as cost savings result from doing things right the first time;
increased predictability, as where roles and responsibilities are
well defined, outcomes are therefore predictable and process
status is measured and controlled; and reduced business risk,
as there is less downtime of mission critical applications.
“Basically CMMI incorporates the lessons learnt from other
areas of best practice – such as project management, risk
management and dependency management, and implements
more robust, high-maturity practices.”
According to Aldon Dickson, IBM SA’s Country Application
Services Executive, IBM also benefits in a number of ways.
“Firstly, this adds to the arsenal of value we bring to our
clients, by adding yet another string to our bow,” he says.
“Also it helps to expand both scope and visibility into the
product lifecycle and engineering activities, ensuring that IBM
Application Services’ products or services meet with customer
expectations, while supporting IBM’s growth strategy for the
division, as it helps to differentiate us in the market.”

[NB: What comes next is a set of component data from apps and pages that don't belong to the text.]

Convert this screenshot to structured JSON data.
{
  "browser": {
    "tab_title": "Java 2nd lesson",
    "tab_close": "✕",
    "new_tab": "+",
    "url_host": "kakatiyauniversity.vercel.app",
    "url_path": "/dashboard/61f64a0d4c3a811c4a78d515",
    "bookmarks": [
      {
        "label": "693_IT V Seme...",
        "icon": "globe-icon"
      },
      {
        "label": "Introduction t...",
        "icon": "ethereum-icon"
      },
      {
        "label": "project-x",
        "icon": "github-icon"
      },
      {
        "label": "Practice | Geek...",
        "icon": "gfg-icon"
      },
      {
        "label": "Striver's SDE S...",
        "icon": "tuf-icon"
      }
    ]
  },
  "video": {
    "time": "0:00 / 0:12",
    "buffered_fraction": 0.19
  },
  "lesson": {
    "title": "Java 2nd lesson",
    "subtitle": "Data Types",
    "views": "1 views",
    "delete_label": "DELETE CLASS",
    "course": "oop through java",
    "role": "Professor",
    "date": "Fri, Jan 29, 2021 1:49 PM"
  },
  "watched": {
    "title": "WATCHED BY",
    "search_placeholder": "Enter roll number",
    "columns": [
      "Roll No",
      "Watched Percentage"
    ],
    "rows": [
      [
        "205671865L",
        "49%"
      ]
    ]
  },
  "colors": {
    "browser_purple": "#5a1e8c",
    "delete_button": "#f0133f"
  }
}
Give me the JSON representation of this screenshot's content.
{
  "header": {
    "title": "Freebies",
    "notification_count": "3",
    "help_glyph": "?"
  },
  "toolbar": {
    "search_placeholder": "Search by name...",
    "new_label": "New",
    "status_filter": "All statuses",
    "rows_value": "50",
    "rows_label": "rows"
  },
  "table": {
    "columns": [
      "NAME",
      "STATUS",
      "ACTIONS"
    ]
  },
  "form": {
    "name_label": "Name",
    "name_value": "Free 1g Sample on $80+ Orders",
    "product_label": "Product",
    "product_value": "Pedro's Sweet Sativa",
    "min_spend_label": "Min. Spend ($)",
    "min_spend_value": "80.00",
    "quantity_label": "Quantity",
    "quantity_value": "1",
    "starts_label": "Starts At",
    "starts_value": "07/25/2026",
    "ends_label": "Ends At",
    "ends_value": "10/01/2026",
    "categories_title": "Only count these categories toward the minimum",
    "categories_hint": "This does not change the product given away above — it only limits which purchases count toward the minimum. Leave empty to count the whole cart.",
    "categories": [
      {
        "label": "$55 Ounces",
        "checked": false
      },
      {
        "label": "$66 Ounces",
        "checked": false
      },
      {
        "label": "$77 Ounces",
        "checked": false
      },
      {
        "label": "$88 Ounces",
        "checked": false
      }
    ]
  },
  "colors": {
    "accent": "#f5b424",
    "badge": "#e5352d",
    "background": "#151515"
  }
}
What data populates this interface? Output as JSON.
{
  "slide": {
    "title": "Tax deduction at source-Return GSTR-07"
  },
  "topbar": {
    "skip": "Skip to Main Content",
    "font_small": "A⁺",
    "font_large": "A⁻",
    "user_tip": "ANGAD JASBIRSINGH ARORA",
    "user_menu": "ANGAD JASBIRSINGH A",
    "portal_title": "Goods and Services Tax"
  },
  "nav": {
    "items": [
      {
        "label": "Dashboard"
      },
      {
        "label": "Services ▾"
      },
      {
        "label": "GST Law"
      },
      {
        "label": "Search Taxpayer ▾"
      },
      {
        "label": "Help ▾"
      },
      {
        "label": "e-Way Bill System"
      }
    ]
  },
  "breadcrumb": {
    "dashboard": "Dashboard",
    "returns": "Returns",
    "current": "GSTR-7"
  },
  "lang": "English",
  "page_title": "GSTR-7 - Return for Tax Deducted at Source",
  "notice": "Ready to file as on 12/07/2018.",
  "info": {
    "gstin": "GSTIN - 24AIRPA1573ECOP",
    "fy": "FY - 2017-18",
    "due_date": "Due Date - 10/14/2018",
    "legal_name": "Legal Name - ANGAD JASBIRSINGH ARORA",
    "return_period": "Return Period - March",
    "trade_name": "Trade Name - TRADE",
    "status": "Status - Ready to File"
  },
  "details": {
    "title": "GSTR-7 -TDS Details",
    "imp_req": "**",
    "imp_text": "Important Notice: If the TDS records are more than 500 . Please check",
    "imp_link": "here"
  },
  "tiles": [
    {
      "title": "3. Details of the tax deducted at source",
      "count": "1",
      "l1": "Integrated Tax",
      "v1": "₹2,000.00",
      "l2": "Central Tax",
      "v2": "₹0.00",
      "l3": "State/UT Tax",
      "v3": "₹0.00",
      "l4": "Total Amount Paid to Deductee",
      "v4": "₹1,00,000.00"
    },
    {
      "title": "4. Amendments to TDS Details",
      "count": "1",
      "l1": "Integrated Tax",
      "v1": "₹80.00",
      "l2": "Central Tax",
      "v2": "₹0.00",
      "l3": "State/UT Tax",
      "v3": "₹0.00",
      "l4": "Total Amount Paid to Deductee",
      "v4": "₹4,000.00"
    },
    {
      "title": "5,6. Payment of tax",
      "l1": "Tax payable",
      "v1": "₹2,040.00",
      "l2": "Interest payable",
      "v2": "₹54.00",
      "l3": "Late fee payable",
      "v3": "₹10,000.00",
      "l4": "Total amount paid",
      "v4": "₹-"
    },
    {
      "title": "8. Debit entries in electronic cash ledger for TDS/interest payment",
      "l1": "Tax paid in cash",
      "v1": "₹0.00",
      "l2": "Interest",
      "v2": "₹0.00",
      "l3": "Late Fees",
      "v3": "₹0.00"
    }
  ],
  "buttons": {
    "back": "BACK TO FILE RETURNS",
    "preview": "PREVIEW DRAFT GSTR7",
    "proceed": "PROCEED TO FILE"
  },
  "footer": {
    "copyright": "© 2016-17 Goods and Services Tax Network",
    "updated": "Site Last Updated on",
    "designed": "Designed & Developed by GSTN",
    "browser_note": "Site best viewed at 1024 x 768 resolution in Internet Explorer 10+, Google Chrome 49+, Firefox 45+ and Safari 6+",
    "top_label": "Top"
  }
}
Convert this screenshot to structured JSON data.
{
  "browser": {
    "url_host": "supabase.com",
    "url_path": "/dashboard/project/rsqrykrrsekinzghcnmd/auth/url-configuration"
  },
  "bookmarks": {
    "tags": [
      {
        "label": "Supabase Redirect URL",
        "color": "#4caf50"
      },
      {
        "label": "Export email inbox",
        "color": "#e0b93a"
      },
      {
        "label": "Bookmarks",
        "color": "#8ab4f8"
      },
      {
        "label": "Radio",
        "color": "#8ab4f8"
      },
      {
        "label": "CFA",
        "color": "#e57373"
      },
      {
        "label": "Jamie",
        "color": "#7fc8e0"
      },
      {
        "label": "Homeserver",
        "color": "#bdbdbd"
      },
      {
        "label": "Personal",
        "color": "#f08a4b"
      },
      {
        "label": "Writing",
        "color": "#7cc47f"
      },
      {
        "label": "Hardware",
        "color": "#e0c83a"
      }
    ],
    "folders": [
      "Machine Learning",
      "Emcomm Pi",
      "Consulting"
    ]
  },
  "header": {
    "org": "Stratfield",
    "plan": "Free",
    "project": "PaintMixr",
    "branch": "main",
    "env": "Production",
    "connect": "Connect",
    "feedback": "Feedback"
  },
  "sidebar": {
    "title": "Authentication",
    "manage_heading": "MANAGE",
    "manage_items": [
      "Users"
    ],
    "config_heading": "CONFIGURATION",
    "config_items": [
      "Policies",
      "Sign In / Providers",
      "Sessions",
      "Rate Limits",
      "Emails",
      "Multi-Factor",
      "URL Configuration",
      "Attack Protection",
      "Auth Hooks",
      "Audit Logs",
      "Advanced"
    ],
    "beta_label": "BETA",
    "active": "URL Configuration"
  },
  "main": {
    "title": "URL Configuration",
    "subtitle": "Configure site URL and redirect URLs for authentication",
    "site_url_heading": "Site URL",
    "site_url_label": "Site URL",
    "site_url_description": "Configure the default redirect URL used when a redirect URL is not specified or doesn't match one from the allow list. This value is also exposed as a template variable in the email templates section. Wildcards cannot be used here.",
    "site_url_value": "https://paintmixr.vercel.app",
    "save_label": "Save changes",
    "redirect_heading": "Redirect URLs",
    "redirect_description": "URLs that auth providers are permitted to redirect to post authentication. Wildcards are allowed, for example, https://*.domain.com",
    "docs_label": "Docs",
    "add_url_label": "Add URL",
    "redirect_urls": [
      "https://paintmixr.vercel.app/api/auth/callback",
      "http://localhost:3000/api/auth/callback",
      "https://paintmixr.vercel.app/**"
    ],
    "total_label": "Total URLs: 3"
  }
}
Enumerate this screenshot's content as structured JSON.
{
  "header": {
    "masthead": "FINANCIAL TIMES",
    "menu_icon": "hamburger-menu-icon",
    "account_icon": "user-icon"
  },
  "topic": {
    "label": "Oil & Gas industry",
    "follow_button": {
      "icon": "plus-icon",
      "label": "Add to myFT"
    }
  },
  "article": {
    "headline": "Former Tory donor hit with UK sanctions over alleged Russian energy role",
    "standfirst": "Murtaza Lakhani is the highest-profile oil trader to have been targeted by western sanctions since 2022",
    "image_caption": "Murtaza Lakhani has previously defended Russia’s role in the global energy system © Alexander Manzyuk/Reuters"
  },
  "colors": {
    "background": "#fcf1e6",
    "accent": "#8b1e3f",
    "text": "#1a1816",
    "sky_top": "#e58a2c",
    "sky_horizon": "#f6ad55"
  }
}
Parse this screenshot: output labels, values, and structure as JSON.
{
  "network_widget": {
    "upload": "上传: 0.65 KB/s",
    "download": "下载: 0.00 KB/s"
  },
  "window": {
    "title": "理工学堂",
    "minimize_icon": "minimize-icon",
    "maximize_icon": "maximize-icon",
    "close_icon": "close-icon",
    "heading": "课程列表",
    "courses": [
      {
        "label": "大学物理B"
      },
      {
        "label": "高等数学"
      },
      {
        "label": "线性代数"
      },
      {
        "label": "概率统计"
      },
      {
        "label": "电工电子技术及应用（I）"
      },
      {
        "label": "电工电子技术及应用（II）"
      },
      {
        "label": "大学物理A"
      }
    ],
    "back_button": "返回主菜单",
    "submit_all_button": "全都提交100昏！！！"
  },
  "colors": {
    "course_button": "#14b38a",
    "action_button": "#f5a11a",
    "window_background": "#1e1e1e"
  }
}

Discussing the challenges the team faced in reaching
Level Three, Kleinsmith says that the real tricky part was
executing what was necessary for the certification on a part-
time basis while still fulfilling all the division’s regular customer
“It certainly was a challenge to maintain our customer
service level agreements while working on this continuous
improvement process, so it called for additional effort from
the staff involved and obviously required a bit of juggling of
tasks,” he says.
“The team was extremely responsive and resilient in this
regard and took up the challenge, despite how difficult it
seemed at times and not only did they achieve the goal, but
we actually saw an increase in customer satisfaction during this
period, which I put down purely to the energy levels of this
team, which were exceptional.”
He claims that another challenge was the concept of change
management, whereby it was necessary to get the people in
the division to follow these new processes.
“There are a total of 16 process areas in governed by this
certification, and we had to ensure that everyone - from the
junior IT specialists to the most senior players in executive
management – had to be trained in every one of these.”
Munyuki says that although the lead assessor in the
certification process was brought in from Italy, part of the
process also included training and certifying a local in-country
team of assessors.
“This again points to the value we can bring to customers,
as we can help them get certified thanks to our assessors, and
the key factor here is that we ‘eat our own cooking’, so to
speak. We have now done it ourselves, so we practice what
Speaking about the future for the team, Dickson says that
there will be a natural progression at the organisation towards a
Level Five certification over the course of the next two years.
“We will continue to develop our in-house capabilities,
in order to offer this service to our existing customers and the
new customers we are winning will also be transformed by this
methodology, so we will also be able to take them into this
environment with us,” he concludes.
Africa Magazine / Issue 08